It wasn’t during his band Big Bad Zero’s 150,000-mile, two-year tour of the U.S. that Rob Whited felt he was truly living the dream. And he still wasn’t feeling full-on pro when he graduated from working at Guitar Center to serving as the drum technician for the Blue Man Group. No, it was after he finally accepted a long-standing offer by fellow drummer and friend Ronnie Vannucci to join him on The Killers’ Sam’s Town tour that his day job officially wasn’t like anyone else’s day job—that he had finally become a full-time rock ’n’ roller.

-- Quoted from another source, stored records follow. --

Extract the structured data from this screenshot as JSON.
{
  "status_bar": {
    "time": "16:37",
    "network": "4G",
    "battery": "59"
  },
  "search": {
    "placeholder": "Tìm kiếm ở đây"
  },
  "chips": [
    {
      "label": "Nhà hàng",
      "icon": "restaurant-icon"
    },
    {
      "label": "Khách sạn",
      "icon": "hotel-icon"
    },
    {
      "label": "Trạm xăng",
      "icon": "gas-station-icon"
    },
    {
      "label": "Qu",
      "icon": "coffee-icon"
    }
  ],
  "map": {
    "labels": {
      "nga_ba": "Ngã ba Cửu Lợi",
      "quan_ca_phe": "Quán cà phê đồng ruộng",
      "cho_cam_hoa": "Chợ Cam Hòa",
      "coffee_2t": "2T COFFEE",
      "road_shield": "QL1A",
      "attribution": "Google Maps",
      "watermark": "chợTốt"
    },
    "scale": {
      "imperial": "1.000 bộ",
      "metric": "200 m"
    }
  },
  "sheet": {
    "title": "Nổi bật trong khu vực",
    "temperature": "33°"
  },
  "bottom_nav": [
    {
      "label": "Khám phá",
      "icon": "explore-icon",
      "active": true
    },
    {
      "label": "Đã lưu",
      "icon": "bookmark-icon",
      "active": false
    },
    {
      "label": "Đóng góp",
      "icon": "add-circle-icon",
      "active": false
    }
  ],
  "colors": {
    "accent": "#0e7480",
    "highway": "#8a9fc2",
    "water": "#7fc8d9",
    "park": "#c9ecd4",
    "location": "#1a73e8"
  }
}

“Once I stepped into The Killers’ world, [visiting] 45 to 50 countries and seeing that whole thing unfold on that level, I think, this is great, I’m gonna meet a ton of people and learn a ton about the business, and I’m gonna coattail-ride, if you will, one of the most biggest and most critically acclaimed bands in the world,” Whited says, nursing a Dos Equis inside Money Plays. “And that is what happened.”
For the past 11 years, Whited has circled the world umpteen times over, parlaying his role as drum tech for the biggest band ever to emerge from Las Vegas into similar gigs with touring heavyweights Death Cab for Cutie, The Fray and Bruce Springsteen. And despite the frenetic schedule his impressive industry CV suggests, Whited still manages to nourish his creative hunger, playing drums for now-dormant acts Solarcade and Most Thieves (both of which opened for The Killers), active projects Aubergine Electric and Bombay Heavy (both helmed by singer/guitarist Dave Hopkins) and the revived Big Bad Zero, which celebrated its 20th birthday last December. It’s a wonder the 44-year-old hasn’t burned out on music yet.
“I don’t know how to take a break,” he says. “If I’m not doing something musical—if I’m not on the road as a tech or in the studio recording with an artist or something—I get bored quickly, and feel like I’m losing momentum.”
To be sure, his life’s musical story is all gas and no brakes. It began at age 14 in San Diego, when Whited copied a best friend’s ambition to play drums and fell in love with rock ’n’ roll. That led to playing covers in a high school band, and the notion that music could be a passion and a profession. “We’d play a couple of times a week in my garage or my buddy’s garage, and I remember just feeling so empowered by it,” Whited says. “It just felt so good. And I thought, people make money doing this, too!”
That would come to fruition a decade later, after Whited moved to Las Vegas and—mostly through his job at the former Mahoney’s Pro Music and Drum Shop—met a slew of local musicians, including Vannucci and Whited’s future bandmates in Big Bad Zero. Thanks to producer Mike Sak, BBZ signed to major subsidiary Eureka Records and released its self-titled debut, which featured two top-50 songs. Eureka eventually collapsed, BBZ’s touring diminished considerably and a few years later, the act went into hibernation. Whited subsequently focused on his professional prospects, working at various music shops until the Blue Man Group gig and Vannucci’s fateful call. Since then, Whited has played a careful game of Tetris with his itinerary, whether touring with Most Thieves on top of The Killers’ Battle Born trek or trying to record with Aubergine Electric between gigs this summer with Death Cab and The Killers. Which makes leisure activities, creature comforts and family time that isn’t through FaceTime hard to schedule.
“That band you’re touring with is your life,” Whited says. “All of those things you love are sacrificed because you’re all-in. You can’t really have Taco Tuesday in Serbia—which is where we’ll be in two weeks.” But he quickly qualifies his sarcasm. This is, after all, the 14-year-old drummer from San Diego whose dream of making a living through his life’s passion came true. “I work very, very hard, but I enjoy it. The music business is my home. I’m happy to be here.”